Many employers feel guilty for sending their employees home if they have no symptoms. We understand this inclination, and here are the steps you should take if this is the way you’re feeling.
- Pre-screen the employee before they enter the practice. Take their temperature and assess their symptoms (if any).
- Continue to monitor the employee’s status. Have them self-monitor throughout the day per the patient’s occupational health program.
- Mandate that the potentially infected employee wears a mask. While everyone should be wearing a mask, the employee(s) who may be infected should not remove their mask the entirety of their shift/workday.
- Do your best to maintain a safe social distance (6+ feet) between the potentially infected employee and other employees, patients, visitors, etc.

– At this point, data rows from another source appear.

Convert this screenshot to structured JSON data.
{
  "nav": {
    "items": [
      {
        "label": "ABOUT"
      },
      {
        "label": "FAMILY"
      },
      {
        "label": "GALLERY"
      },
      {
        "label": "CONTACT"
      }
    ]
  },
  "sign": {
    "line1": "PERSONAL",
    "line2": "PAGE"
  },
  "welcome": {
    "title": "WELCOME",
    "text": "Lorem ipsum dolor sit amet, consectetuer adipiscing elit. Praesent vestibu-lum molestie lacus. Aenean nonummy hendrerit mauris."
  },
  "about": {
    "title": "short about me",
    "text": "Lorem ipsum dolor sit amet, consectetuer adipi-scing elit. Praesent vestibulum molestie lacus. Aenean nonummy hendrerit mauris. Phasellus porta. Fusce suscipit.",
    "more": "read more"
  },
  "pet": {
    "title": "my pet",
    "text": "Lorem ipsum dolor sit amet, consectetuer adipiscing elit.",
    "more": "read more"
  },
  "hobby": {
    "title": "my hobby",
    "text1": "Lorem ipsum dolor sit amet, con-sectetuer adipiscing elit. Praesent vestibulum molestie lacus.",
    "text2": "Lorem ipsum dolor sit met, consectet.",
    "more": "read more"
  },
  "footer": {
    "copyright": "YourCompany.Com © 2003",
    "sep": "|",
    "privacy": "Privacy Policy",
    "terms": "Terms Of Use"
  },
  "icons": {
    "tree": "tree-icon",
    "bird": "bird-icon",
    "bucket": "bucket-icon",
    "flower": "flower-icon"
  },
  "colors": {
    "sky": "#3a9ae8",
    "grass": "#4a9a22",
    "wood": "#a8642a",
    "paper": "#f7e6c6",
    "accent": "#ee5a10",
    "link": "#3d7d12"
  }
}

While this may not always be possible, it should be taken into careful consideration when the situation arises.
- Maintain a sanitized work environment. Upkeep your new COVID-19 sanitation protocols and ensure the potentially infected employee is following these guidelines with extra precaution.
While this virus is complicated, the steps to reducing the risk of transmission boil down to 4 simple things:
- Employees should stay home if they may be sick.
- Increased cleaning and sanitation processes should be in place.
- Wear masks and maintain social distancing within the office.
- Utilize increased ventilation (open doors and windows and turn on fans) and fresh air when possible.
The ROB article finishes with this idea: “The overarching important concept is to maintain healthy business operations.”
For Additional Safety, Consider Auto Refill
Did you know EyePromise offers an Auto Refill Program? This convenient program enables your practice to continue recommending EyePromise vitamins without the increased risk of having patients return in-person to get their vitamins.